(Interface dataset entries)

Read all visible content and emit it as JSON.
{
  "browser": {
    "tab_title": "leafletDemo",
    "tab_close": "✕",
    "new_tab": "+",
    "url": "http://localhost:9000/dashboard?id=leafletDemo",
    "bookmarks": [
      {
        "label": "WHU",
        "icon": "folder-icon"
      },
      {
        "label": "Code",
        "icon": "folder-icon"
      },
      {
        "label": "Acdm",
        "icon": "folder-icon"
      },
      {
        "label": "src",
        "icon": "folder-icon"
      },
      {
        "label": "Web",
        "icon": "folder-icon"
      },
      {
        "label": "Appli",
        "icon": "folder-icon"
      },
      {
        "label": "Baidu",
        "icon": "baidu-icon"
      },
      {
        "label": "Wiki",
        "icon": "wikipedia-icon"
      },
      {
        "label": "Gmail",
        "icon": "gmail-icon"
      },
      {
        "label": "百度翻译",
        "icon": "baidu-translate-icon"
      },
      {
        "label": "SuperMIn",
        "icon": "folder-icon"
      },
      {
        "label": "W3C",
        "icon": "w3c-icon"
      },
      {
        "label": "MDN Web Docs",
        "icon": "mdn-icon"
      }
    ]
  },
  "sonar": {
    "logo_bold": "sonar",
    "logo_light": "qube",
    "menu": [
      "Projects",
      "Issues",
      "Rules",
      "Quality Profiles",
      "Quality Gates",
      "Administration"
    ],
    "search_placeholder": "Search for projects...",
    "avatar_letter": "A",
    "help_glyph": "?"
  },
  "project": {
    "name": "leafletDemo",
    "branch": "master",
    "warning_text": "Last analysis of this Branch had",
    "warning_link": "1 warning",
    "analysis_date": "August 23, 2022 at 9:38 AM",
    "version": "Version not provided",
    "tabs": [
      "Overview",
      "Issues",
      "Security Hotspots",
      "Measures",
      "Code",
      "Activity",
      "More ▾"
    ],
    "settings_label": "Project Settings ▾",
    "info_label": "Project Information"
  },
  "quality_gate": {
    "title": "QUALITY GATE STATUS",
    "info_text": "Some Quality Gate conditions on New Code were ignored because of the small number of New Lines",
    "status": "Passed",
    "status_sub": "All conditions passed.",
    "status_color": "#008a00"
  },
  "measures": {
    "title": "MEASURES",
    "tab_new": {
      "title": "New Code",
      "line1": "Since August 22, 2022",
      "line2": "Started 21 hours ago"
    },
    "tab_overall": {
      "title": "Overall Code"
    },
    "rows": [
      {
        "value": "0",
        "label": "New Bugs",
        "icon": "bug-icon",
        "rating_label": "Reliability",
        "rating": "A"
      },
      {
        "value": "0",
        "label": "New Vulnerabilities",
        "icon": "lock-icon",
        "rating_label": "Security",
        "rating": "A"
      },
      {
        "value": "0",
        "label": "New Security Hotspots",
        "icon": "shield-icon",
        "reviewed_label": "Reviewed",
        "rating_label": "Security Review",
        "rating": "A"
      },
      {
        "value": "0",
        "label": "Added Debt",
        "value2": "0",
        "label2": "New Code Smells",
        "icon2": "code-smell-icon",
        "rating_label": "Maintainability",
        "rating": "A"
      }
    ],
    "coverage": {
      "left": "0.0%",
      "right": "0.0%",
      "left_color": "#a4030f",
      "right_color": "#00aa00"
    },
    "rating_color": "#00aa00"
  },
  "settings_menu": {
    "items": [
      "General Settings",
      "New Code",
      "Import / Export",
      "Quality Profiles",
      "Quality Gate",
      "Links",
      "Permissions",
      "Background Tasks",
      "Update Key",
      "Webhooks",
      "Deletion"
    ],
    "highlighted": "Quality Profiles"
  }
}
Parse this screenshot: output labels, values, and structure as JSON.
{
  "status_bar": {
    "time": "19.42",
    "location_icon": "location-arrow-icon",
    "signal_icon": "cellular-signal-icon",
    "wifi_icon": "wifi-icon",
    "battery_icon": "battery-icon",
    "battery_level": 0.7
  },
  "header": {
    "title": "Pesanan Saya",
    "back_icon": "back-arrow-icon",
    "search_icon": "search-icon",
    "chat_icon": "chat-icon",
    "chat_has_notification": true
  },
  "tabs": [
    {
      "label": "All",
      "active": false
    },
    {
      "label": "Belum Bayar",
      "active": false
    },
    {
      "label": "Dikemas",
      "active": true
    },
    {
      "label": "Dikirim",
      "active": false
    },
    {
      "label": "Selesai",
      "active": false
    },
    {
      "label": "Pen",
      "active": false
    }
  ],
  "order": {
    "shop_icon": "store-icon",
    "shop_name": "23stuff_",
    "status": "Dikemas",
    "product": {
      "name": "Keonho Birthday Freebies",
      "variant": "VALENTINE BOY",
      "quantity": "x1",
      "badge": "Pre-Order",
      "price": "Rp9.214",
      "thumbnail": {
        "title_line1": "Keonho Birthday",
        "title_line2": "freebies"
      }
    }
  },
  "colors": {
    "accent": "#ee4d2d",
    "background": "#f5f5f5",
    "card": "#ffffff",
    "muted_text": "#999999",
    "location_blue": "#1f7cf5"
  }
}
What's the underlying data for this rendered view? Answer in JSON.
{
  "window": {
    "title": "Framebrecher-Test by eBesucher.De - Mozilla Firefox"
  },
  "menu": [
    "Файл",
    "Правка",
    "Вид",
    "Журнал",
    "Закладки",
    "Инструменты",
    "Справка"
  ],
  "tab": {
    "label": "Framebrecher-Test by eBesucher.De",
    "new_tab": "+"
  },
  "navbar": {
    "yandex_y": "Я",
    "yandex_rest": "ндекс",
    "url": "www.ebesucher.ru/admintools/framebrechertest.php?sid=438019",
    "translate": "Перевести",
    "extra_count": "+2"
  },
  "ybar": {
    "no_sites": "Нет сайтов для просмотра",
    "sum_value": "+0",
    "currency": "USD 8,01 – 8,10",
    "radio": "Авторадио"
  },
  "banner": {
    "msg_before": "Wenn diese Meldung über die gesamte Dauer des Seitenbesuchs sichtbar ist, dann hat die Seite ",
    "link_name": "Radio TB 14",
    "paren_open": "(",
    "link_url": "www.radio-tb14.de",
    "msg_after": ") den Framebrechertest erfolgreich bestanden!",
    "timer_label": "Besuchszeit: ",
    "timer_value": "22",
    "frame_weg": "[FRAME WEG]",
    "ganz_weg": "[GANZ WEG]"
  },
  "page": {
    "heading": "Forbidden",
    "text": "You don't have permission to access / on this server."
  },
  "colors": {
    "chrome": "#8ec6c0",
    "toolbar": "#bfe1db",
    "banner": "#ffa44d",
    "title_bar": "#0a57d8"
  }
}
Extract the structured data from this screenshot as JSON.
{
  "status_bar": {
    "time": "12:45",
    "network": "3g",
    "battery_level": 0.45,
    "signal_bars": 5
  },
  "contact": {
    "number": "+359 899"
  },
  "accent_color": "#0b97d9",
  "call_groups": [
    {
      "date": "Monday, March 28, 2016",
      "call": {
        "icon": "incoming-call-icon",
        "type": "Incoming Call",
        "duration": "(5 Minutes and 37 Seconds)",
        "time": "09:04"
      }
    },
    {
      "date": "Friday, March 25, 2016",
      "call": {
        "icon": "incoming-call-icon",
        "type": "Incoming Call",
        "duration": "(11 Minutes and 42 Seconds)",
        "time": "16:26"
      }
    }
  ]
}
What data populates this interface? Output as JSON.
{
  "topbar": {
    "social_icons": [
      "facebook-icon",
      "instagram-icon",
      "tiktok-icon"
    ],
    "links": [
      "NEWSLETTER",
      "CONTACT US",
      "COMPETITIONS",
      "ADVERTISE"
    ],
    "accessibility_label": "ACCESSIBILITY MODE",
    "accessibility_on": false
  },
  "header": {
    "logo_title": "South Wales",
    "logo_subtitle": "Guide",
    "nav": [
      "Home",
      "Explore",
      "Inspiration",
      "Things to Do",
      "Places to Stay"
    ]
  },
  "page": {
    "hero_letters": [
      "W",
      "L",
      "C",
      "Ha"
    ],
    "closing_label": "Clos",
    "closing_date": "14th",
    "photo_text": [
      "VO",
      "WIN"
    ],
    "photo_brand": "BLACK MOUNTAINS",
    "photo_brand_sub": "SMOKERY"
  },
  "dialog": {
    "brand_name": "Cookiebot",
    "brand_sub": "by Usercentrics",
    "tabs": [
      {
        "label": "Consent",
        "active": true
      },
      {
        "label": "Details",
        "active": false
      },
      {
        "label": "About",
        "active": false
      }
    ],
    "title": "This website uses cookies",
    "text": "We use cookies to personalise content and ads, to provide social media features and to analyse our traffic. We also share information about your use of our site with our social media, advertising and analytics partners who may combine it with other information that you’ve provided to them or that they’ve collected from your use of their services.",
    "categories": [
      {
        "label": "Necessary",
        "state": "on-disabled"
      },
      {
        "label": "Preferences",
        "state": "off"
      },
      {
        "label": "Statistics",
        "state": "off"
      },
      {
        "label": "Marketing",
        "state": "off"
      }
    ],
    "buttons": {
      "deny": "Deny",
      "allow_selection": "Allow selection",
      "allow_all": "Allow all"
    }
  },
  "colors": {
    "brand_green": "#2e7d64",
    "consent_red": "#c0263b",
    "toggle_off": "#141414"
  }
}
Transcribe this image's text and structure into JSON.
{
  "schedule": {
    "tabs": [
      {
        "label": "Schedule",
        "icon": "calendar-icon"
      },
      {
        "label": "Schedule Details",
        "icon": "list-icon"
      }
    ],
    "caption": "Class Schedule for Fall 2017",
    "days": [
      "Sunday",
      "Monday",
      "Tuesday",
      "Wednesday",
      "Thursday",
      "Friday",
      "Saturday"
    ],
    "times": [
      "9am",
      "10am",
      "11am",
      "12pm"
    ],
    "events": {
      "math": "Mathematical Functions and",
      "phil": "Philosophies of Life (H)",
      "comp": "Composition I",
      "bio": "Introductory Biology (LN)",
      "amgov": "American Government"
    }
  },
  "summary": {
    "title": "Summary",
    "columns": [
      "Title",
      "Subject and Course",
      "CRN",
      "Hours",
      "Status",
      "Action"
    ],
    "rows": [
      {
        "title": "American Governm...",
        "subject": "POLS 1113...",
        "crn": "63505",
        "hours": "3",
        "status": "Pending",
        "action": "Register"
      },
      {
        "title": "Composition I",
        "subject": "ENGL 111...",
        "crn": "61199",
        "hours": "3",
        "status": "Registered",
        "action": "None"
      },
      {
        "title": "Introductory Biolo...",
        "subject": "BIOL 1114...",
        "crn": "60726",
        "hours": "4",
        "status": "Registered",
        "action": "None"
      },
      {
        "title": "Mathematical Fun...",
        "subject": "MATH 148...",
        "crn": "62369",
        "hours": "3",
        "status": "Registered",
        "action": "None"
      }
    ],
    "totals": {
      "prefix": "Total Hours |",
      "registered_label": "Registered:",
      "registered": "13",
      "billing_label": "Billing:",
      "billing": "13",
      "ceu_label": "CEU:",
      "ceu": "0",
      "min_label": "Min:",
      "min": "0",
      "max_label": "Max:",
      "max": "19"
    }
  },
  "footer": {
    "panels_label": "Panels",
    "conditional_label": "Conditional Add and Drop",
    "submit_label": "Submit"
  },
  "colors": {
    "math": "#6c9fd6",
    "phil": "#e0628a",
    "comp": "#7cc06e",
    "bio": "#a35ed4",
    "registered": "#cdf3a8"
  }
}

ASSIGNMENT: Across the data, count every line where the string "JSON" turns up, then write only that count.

OUTPUT FOR THIS EXERCISE: 6